Sleeping pill use rife in football, says expert after Dele Alli interview

Dele Alli has revealed he has battled addiction with sleeping tablets (Adam Davy/PA)
Dele Alli has revealed he has battled addiction with sleeping tablets (Adam Davy/PA)

A leading sleep expert says use of sleeping tablets is “rife” in football following Dele Alli’s revelation of addiction and has called for more education in the game.

Alli laid bare his struggles in an emotional interview with Gary Neville, where he also spoke of suffering sexual abuse as a child and revealed he had undergone a stint in rehab to battle his problems.

The Everton midfielder is the latest player to suggest it is a common problem in the game after former Football League defender Ryan Cresswell opened up on his troubles to the PA news agency last year, saying it was a “big issue” among his peers.

Sleep expert James Wilson, who has worked at West Ham, Rotherham and Lincoln, agrees it is a concern but said the pills are counter-productive for good sleep.

“You hear stories from players and members of staff that say, ‘You should go and work with this club because every single first-team player is taking sleeping pills every single night’,” he told PA.

“They are not generally good for your sleep and they are not good for recovery so that is why they are not a good idea in football. The fact they are addictive is the cherry on the cake in saying why we should not be using sleeping pills, especially as a first line of defence.

“In society in general we don’t understand the use of sleeping pills. The use is more rife in football because the job itself contributes to poor sleep, the night after a midweek game in particular footballers find it harder to sleep.

“There are two issues, one is which Dele has highlighted is that they can be addictive, depending on what type of pill it is.

“But also the sleeping tablet doesn’t give you sleep, it knocks you out. Sleeping pills impact on REM sleep and that is the stage where you go through an overnight counselling session, where your brain files the information from the day before.

“Without that REM sleep, the sleeping pill without him knowing will have contributed to him not being able deal with his mental health issues he was living with.”

Wilson attributes no blame to club doctors for prescribing sleeping pills, citing a lack of training, and says more education and a cultural change is needed across football.

“It is about education, we need to be educating players younger about sleep and we need to support players around their mental health,” he said.

“Often poor sleep can be caused by things going on in the players’ lives and I think within men’s football in particular we are not great at supporting men’s feelings. There needs to be more done there.

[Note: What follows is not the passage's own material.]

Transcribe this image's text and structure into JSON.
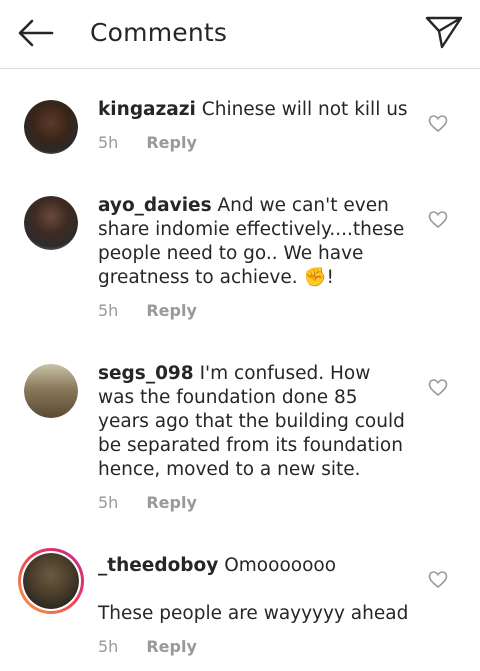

“There needs to be better-trained staff. It is more about nutrionisits, physios, or sports therapists having a better understanding of sleep so they can advise better.

“There also needs to be a cultural change. If senior and successful players are taking them then younger players look up to them and it becomes a myth.

“It is a better education, it is a better access to good sleep alternatives and that is for both players and staff.

“The problem in football is that we approach sleep like we approach training: the harder I try the better I get. If I put X, Y, Z in, I’ll get X, Y, Z out but sleep is not like that.

“It is about being in the right physiological state, dropping the heart rate, dropping core temperature. It is about being emotionally and physically secure. Natures of the job cannot create that. The more we accept that, the better our sleep will be.”